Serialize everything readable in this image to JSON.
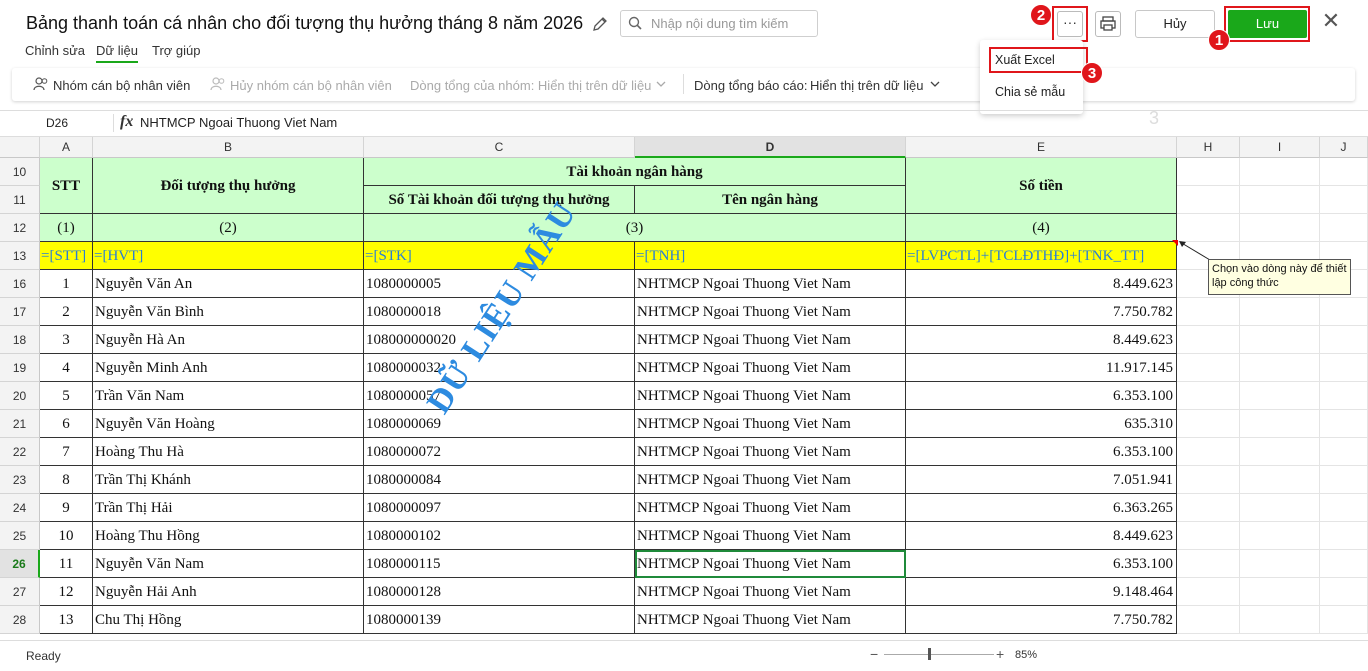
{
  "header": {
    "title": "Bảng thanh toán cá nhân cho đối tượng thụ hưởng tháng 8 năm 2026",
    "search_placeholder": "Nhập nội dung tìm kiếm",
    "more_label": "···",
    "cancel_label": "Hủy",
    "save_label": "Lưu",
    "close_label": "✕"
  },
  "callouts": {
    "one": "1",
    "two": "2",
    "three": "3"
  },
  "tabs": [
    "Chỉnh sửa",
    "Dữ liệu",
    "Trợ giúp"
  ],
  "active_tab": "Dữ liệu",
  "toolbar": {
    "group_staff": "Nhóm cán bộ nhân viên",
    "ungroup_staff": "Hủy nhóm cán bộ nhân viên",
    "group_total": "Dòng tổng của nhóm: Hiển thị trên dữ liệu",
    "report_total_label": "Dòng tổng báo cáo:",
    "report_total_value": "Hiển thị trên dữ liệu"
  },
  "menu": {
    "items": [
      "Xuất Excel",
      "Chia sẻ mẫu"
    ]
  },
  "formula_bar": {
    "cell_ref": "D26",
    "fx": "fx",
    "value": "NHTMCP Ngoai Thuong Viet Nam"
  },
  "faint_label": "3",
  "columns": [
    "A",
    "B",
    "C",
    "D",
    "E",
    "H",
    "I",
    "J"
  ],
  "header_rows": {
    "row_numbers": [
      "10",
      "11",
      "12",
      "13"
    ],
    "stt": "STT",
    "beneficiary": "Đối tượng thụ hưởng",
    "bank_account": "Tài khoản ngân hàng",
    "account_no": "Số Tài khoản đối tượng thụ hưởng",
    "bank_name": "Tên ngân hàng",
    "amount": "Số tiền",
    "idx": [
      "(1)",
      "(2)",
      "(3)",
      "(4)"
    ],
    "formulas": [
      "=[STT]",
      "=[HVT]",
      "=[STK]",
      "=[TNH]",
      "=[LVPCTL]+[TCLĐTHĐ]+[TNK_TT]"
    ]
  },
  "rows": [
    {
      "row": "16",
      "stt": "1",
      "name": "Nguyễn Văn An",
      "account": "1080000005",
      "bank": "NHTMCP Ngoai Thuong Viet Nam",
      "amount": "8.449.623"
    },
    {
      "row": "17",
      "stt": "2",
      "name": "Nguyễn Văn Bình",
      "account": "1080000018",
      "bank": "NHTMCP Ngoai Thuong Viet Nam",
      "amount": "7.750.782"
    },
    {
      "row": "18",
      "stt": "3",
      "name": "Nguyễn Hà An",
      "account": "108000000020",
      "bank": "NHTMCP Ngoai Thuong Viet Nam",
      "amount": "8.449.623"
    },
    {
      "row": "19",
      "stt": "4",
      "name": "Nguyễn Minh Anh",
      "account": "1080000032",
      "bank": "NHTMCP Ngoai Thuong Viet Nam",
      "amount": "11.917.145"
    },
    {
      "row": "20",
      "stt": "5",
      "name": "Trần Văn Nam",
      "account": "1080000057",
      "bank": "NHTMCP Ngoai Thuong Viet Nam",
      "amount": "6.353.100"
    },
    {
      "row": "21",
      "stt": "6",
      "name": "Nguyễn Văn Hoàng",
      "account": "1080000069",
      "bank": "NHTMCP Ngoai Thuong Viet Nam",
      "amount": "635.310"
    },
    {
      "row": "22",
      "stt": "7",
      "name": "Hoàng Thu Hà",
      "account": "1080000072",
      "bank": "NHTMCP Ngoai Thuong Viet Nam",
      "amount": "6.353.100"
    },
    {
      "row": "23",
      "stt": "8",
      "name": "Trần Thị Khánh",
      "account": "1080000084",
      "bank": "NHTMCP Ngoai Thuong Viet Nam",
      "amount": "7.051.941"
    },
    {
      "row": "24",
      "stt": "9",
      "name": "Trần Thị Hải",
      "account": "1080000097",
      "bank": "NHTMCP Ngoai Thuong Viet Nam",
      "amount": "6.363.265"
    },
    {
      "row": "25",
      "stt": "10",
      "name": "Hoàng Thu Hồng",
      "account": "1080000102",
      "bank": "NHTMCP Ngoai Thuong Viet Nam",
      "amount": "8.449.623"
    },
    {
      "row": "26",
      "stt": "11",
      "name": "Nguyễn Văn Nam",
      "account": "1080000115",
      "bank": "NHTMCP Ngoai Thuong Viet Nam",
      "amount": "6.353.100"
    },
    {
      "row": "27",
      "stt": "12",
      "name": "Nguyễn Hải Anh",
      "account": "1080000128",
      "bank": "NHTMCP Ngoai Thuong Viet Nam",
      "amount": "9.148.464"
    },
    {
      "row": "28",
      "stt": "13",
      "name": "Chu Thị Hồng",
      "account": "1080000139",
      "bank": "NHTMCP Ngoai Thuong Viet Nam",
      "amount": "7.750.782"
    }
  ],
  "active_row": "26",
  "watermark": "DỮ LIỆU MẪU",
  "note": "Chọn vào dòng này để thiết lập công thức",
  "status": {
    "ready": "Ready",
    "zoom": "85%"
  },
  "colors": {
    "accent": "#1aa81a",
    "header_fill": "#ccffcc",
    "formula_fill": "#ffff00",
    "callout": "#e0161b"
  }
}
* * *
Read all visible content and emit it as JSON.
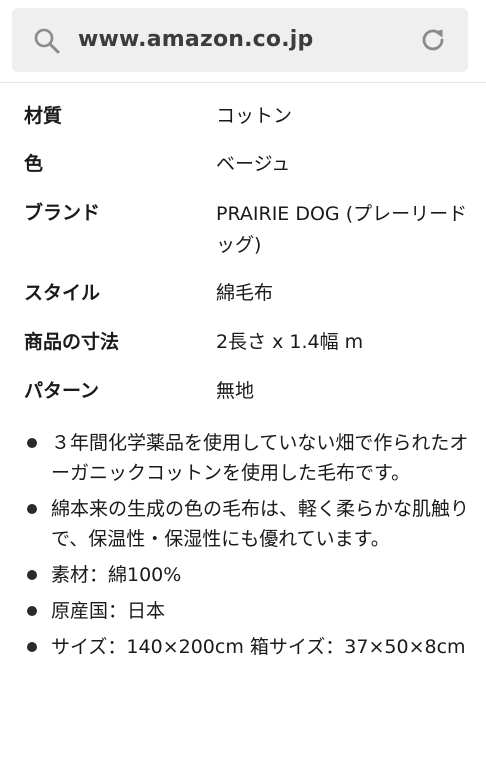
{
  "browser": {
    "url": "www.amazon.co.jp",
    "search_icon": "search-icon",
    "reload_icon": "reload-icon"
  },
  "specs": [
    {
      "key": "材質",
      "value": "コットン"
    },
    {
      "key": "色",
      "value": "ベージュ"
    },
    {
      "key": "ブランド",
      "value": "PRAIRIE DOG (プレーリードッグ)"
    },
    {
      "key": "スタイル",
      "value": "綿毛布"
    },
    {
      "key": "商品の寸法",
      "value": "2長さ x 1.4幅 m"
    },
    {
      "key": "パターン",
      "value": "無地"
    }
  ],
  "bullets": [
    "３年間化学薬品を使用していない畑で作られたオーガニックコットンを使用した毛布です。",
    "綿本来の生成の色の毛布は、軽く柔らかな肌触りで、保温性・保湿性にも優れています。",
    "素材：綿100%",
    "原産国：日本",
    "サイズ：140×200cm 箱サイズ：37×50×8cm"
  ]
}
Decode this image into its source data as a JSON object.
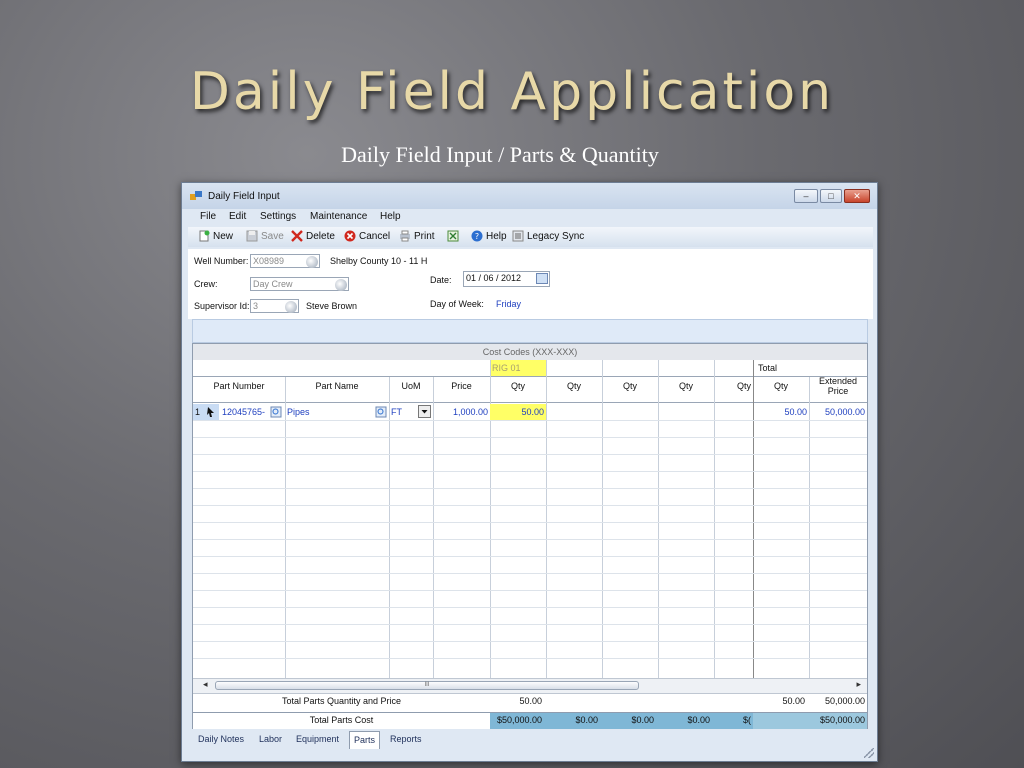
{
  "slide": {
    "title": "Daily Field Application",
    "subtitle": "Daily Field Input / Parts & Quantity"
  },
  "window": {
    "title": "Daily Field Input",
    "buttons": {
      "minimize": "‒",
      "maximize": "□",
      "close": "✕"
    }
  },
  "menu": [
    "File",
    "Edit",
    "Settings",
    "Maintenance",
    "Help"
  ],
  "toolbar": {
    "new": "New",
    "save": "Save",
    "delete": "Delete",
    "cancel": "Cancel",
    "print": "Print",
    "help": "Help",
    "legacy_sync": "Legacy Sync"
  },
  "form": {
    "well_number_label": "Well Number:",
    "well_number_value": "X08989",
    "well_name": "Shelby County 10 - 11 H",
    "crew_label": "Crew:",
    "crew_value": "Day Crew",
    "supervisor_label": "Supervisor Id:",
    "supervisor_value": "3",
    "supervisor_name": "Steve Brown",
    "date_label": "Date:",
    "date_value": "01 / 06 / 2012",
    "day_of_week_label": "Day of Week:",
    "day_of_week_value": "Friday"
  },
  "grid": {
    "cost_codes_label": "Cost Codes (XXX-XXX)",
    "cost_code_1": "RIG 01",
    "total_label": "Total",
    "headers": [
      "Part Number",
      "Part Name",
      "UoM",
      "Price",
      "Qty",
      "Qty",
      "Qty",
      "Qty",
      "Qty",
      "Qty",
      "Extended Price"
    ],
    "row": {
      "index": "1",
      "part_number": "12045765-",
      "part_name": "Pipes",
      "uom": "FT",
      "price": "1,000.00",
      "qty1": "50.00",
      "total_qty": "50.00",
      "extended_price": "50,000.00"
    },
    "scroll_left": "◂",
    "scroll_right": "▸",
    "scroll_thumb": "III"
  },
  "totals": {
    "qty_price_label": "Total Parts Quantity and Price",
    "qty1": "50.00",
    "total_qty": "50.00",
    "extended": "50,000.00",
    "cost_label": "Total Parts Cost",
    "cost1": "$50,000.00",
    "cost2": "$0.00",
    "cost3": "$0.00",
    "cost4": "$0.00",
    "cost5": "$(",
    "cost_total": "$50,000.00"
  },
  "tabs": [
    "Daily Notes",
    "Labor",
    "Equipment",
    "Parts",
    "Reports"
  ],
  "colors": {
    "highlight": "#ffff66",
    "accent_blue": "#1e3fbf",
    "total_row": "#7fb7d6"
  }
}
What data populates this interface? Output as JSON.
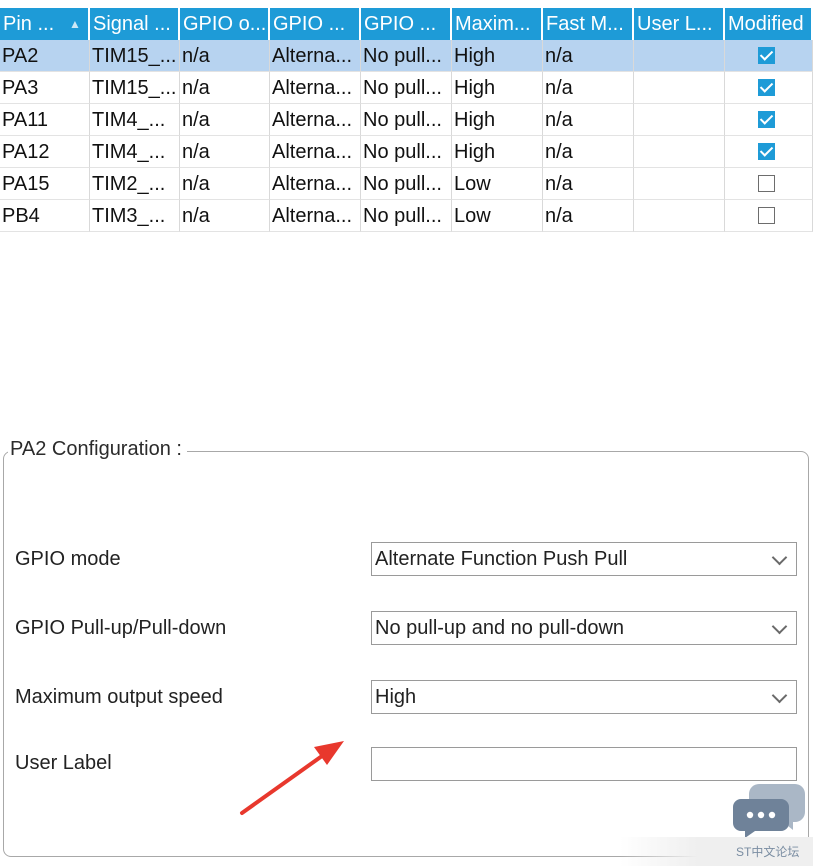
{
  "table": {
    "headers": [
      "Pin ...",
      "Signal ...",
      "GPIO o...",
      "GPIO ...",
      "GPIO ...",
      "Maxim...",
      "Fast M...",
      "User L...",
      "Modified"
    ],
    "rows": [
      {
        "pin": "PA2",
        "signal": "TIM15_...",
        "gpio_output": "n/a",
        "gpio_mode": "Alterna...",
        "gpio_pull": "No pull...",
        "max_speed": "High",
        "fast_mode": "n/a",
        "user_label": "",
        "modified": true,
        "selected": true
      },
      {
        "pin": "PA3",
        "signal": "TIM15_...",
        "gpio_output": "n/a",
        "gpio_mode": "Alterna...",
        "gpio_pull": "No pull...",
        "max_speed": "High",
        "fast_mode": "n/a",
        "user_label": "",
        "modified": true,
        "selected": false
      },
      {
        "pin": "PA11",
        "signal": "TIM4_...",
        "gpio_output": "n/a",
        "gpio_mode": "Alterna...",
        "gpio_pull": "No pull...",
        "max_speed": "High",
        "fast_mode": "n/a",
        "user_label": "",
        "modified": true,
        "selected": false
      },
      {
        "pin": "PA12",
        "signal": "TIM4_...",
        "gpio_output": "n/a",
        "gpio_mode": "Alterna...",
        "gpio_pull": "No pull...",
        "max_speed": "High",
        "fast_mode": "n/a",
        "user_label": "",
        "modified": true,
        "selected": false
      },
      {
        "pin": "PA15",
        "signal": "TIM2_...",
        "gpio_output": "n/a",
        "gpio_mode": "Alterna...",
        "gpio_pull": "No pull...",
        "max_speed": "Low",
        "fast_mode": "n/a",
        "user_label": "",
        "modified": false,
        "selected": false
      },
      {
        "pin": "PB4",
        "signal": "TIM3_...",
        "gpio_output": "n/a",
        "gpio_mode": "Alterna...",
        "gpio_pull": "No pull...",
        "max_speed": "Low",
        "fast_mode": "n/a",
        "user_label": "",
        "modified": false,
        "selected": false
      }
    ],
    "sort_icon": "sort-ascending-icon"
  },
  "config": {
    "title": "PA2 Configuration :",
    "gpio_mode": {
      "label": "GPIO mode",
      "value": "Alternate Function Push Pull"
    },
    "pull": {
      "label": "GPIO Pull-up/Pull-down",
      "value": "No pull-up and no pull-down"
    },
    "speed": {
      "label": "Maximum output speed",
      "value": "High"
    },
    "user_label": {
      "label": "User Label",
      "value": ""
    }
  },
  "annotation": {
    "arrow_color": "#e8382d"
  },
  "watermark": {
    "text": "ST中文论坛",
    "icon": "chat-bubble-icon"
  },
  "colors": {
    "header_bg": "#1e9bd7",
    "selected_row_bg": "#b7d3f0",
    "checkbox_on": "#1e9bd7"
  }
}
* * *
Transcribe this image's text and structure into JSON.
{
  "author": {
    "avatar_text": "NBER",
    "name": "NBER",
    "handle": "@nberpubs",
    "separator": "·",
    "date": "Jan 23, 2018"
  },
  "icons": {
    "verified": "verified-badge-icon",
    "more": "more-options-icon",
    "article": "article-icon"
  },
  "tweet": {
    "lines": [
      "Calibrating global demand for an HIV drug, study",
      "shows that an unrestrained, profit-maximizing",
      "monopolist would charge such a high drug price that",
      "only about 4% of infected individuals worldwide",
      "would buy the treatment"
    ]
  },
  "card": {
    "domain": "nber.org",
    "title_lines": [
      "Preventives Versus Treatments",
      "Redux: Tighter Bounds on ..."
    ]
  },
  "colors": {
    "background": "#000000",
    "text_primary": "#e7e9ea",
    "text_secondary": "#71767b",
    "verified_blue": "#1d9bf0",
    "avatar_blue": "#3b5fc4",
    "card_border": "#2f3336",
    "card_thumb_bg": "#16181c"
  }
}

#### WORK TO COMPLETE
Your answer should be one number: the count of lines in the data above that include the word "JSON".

#### TASK SOLUTION
5